• Work required:
From the entries below, copy every line holding the word "icon".
------
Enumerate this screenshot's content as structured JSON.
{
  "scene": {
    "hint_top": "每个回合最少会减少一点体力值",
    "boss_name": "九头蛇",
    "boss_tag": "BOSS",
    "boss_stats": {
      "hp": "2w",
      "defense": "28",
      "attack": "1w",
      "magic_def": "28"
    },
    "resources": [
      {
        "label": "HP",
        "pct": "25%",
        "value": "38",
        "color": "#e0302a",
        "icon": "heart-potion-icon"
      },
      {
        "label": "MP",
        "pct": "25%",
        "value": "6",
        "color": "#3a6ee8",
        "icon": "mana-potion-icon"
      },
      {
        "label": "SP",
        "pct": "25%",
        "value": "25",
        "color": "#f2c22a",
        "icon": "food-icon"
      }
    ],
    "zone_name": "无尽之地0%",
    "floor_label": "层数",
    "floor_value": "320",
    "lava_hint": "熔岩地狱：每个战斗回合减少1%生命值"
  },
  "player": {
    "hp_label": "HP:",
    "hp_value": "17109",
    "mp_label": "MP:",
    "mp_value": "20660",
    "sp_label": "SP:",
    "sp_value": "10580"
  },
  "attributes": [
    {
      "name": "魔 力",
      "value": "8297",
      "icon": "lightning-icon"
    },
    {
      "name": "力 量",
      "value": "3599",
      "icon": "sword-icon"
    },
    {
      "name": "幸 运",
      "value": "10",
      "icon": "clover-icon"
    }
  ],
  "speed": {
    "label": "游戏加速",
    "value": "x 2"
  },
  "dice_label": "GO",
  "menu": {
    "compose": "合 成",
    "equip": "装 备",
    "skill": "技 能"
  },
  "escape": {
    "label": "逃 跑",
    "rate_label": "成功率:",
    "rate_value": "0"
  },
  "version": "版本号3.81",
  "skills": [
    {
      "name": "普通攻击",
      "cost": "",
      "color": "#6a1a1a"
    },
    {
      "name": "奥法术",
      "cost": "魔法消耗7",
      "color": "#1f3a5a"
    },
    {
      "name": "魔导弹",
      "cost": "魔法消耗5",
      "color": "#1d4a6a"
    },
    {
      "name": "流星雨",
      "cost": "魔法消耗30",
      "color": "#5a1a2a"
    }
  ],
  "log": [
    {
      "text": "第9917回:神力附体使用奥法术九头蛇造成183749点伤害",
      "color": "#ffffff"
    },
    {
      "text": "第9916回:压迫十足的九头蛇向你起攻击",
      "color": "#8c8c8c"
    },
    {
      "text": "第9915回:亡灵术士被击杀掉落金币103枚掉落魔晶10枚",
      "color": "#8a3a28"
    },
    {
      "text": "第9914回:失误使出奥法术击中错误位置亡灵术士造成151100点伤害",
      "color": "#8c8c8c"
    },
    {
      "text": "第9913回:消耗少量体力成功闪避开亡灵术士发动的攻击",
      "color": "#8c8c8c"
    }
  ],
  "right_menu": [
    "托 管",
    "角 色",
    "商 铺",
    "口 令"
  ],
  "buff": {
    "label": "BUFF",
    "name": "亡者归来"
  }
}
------
• Result of the task:
        "icon": "heart-potion-icon"
        "icon": "mana-potion-icon"
        "icon": "food-icon"
      "icon": "lightning-icon"
      "icon": "sword-icon"
      "icon": "clover-icon"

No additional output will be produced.